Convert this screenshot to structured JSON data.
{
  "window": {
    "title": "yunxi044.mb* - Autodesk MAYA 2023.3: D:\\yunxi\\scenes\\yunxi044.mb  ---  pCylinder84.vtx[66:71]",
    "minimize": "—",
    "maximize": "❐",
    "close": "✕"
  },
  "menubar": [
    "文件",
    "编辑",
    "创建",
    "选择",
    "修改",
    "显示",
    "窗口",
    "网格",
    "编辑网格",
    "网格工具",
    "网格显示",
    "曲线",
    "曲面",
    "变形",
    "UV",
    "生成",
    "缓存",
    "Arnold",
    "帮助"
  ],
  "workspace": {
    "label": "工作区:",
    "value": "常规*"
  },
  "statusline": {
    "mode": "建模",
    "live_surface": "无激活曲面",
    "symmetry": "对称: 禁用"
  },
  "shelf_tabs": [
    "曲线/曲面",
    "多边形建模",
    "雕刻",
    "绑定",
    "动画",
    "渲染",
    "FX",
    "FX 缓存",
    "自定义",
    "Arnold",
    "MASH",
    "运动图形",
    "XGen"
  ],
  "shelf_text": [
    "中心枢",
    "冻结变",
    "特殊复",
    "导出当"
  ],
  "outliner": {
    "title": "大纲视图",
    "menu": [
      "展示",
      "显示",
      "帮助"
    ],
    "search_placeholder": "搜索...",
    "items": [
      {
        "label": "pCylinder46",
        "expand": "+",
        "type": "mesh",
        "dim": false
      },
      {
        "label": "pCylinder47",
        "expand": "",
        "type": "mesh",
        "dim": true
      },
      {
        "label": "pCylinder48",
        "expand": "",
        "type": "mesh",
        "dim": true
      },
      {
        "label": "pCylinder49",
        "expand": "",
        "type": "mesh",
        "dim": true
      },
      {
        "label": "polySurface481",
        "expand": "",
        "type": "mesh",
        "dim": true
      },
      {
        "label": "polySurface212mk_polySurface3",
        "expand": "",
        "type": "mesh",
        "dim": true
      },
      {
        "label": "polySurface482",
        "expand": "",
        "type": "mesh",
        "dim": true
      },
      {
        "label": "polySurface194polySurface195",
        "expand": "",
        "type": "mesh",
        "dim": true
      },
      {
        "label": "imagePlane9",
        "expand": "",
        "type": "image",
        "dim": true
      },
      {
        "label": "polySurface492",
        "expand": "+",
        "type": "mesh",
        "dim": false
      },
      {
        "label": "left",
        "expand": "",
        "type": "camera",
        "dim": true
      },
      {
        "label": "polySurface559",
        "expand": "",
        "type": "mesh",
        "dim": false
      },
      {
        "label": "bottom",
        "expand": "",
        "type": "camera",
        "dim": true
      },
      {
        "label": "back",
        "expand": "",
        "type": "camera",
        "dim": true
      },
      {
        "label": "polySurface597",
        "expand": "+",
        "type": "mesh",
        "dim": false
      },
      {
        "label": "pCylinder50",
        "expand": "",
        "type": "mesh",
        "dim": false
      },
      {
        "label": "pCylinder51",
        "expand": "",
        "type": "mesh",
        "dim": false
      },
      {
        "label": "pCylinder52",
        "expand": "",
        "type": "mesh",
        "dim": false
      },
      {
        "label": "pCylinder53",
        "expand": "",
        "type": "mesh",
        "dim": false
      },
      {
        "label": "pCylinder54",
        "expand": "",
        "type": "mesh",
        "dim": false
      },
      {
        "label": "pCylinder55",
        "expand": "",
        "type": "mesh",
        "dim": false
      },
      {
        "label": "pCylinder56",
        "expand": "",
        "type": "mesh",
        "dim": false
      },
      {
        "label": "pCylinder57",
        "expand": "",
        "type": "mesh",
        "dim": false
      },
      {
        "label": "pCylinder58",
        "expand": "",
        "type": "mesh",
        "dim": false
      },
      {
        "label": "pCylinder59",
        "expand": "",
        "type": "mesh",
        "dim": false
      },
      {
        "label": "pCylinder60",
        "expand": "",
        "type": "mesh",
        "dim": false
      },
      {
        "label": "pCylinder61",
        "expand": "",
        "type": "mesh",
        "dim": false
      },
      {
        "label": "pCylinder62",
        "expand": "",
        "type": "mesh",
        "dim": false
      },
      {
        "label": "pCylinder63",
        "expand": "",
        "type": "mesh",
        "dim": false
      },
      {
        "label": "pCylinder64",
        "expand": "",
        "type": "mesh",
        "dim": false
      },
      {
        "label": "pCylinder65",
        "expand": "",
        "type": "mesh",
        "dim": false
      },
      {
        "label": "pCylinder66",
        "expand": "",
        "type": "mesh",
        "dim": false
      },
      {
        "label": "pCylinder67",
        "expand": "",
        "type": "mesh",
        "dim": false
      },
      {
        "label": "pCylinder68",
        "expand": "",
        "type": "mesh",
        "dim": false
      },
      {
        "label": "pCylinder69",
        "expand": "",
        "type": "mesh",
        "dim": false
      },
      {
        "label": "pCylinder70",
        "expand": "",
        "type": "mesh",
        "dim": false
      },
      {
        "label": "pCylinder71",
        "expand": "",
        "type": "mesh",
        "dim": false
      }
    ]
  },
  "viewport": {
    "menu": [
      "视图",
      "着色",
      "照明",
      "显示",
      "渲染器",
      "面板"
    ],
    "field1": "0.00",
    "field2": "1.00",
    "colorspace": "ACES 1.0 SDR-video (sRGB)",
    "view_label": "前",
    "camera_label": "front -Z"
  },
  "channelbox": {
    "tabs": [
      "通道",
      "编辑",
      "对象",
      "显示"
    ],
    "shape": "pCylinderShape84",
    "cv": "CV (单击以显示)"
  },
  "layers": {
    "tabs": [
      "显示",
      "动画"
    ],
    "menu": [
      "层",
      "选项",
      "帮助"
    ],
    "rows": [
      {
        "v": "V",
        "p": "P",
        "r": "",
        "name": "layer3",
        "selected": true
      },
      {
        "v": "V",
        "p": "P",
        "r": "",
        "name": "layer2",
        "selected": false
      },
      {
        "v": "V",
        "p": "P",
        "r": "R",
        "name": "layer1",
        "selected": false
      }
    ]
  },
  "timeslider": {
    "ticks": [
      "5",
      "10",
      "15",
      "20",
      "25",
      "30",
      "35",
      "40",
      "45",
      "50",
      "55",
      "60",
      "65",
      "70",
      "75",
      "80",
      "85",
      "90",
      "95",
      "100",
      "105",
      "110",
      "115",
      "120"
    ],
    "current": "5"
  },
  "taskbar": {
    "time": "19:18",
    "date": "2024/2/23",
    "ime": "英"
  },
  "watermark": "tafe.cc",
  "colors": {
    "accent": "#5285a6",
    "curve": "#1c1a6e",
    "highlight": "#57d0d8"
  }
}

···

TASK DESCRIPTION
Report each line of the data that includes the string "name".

TASK ANSWER
        "name": "layer3",
        "name": "layer2",
        "name": "layer1",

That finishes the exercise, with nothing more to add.